3.MEAT IMPROVES YOUR MUSCLE STRENGTH
Protein-rich diets aid in the absorption of nutrients to the muscles. Amino acids, a very important part of your overall body, especially for the muscles, are consumed through protein. This results in an increase in muscle strength and repair for a bigger, stronger and leaner body. Muscles are primarily made up of protein. If you have an active lifestyle or wish to grow your muscle mass, your body needs enough of that protein. Protein works by stimulating muscle protein synthesis and quelling protein breakdown to produce more lean tissue.
While you can get protein intake from options like protein shakes and bars, many people, even with those additions, still do not receive the full amount of protein needed in order to achieve the physique they would like. Meat is one of the few protein sources that provide complete protein. Others include eggs, fish, milk and soy. Eating meat to get the suggested amount of protein for muscle growth will ensure your time lifting and working out helps you in the right place.
4.MEAT AIDS IN BONE STRENGTH
Protein from eating meat helps with bone strength as well. The intake of protein creates a lower risk of osteoporosis. Research shows that bone density will increase with a higher protein intake. The amino acids previously discussed also come into play for strength building in the bones. The amino acids provided through protein strengthen the muscles, which also aids in bone strength. When paired with the hormone IGF-1 found in protein, which regulates bone metabolism, bones are given the nutrients to become stronger.
5.MEAT AIDS IN BRAIN FUNCTION
Another benefit of eating meat is an increased brain function. The neurons in our brain communicate through the proteins we eat. Again, the all-powerful amino acids, or the building blocks of protein, offer that chemical message to the brain. You are in control of how you feel with what you eat. The consumption of protein offers a boost in mood and energy levels, as well as helping the brain fight that foggy feeling.
Eating protein can also improve your ability to concentrate. In short, those feel-good chemicals in your brain, dopamine and serotonin, get the message to activate when you get the necessary amounts of protein in your diet.
Although eating protein is not going to completely eliminate stress and cause you to be happy constantly, when mixed with a healthy diet like eating less sugar and eating more of the things that decrease the effects of some neurotransmitters, you can better control how you feel throughout the day.
A healthy diet will also support the effects of protein intake.

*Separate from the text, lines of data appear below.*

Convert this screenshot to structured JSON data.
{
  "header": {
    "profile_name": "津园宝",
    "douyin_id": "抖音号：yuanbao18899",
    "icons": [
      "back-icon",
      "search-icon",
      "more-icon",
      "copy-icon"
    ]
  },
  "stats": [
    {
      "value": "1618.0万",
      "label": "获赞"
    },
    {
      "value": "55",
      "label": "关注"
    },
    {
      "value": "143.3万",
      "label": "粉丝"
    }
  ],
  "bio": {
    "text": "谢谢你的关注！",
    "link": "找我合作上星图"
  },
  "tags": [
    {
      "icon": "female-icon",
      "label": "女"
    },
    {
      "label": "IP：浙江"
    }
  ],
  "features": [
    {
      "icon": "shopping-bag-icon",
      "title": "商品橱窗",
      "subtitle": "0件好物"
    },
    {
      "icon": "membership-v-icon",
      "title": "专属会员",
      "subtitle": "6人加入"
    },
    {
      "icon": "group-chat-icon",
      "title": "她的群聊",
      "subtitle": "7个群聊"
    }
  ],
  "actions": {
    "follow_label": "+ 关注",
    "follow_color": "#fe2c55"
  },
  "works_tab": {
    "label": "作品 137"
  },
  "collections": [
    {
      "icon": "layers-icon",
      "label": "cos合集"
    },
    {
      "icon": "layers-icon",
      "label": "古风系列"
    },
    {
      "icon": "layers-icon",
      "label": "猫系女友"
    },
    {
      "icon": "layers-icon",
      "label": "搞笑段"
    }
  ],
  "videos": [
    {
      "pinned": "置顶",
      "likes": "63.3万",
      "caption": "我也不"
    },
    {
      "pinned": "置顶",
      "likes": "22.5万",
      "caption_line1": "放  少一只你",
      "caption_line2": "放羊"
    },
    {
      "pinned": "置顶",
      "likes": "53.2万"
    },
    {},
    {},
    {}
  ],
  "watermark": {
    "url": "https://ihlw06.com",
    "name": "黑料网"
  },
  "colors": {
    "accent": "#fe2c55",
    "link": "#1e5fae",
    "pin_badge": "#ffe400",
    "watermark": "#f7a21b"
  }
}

When comparing a high-protein diet to a high-carb diet, a high-protein diet will allow for a better night of sleep. The chemical process protein sparks in our brain lets us feel tired at night while feeling energized and awake during the day. Just another benefit of protein.
6.MEAT CONSUMPTION ENCOURAGES WEIGHT LOSS
Although some people eliminate meat from their diet in order to lose weight, protein offers a way to get full and stay full. A recent study confirmed the benefits of protein for weight management. It can prevent overeating, giving you a satisfied, full feeling as well as keeping your stomach full for longer periods of time. While fiber helps to fill you while you’re eating, protein will make you feel full longer.
You may eat fewer calories throughout the day if you feel full. Making small adjustments like a smaller serving of starchy foods like potatoes or rice with the addition of more protein will help you to lose some of that unwanted belly fat. Studies show increasing protein in a woman’s diet from 15% of calories to 30% led the women to eat more than 400 fewer calories throughout the day. The addition of more protein will provide those amino acids to build muscle and replace that fat.